|HIV and Infant Feeding - Review of HIV Transmission Through Breastfeeding Jointly Issued by UNICEF, UNAIDS and WHO Guidelines - Prevention of Mother-to-Child Transmission (UNAIDS, 1998, 26 p.)|
|Strategies to reduce breast-milk transmission|
For an HIV-infected woman to eliminate completely the risk of HIV transmission through breastfeeding she needs to feed her infant from birth with suitable replacements for breast milk (such as commercial infant formula or home-prepared formula made from modified animal milks). The range of replacement feeding options is described in HIV and infant feeding: A guide for health managers and supervisors. Currently there is little information on the safety and feasibility of using breast-milk substitutes in developing countries.
Several investigators have attempted to use mathematical models to offer guidance to policy-makers in different settings for weighing the relative risks and benefits of breastfeeding and other infant feeding methods in view of the HIV epidemic (Kuhn and Stein, 1997; Hancock et al., 1996; Nagelkerke et al., 1995; Nicoll et al., 1995; Del Fante et al., 1993; Hu et al., 1992; Heyman, 1990). These models are limited by the available data regarding the risks associated with various methods of infant feeding and their inability to consider all the factors that influence decision-making about infant feeding. In particular, although there is much evidence of the benefits of breastfeeding in reducing morbidity and mortality in infants whose mothers are not infected with HIV, currently there is little information regarding the effect of replacement feeding on infant morbidity and mortality for infants whose mothers are HIV-infected.

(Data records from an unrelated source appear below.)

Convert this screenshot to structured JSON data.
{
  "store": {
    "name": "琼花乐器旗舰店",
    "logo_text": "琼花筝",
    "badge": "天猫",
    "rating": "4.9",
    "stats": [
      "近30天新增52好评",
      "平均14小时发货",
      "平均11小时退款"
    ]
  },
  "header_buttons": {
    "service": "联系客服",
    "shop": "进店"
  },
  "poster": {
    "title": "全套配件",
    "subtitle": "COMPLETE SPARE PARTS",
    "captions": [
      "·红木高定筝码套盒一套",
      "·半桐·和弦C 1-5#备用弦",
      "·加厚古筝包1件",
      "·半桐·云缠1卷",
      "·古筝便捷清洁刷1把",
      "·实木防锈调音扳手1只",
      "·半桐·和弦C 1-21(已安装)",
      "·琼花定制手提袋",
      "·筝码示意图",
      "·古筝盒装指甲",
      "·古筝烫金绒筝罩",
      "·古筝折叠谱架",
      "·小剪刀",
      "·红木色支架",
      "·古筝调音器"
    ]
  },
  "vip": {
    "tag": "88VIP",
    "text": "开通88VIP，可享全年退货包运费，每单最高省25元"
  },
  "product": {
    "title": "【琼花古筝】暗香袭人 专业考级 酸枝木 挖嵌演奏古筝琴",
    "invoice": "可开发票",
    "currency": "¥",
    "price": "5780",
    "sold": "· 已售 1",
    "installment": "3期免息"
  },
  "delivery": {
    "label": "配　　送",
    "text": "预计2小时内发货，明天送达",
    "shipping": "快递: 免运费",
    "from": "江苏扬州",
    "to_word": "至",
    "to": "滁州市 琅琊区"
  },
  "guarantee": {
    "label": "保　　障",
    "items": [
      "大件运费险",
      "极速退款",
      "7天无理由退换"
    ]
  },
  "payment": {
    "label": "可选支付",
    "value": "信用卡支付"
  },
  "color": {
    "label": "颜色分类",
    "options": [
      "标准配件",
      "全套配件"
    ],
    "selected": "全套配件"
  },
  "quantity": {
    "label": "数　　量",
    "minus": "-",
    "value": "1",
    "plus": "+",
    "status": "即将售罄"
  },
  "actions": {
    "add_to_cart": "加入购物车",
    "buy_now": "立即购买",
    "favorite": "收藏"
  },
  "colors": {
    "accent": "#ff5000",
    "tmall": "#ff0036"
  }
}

Where adequate replacement feeding is not possible, mothers may choose among three other strategies to reduce the risk of breast-milk transmission:
· Exclusive breastfeeding followed by early cessation of breastfeeding. Early cessation of breastfeeding may reduce exposure and hence the risk of breast milk transmission, while not eliminating the risk entirely, as the infant remains exposed for the first few months.
· Heat treatment of expressed breast milk
· Wet-nursing by a tested HIV-negative women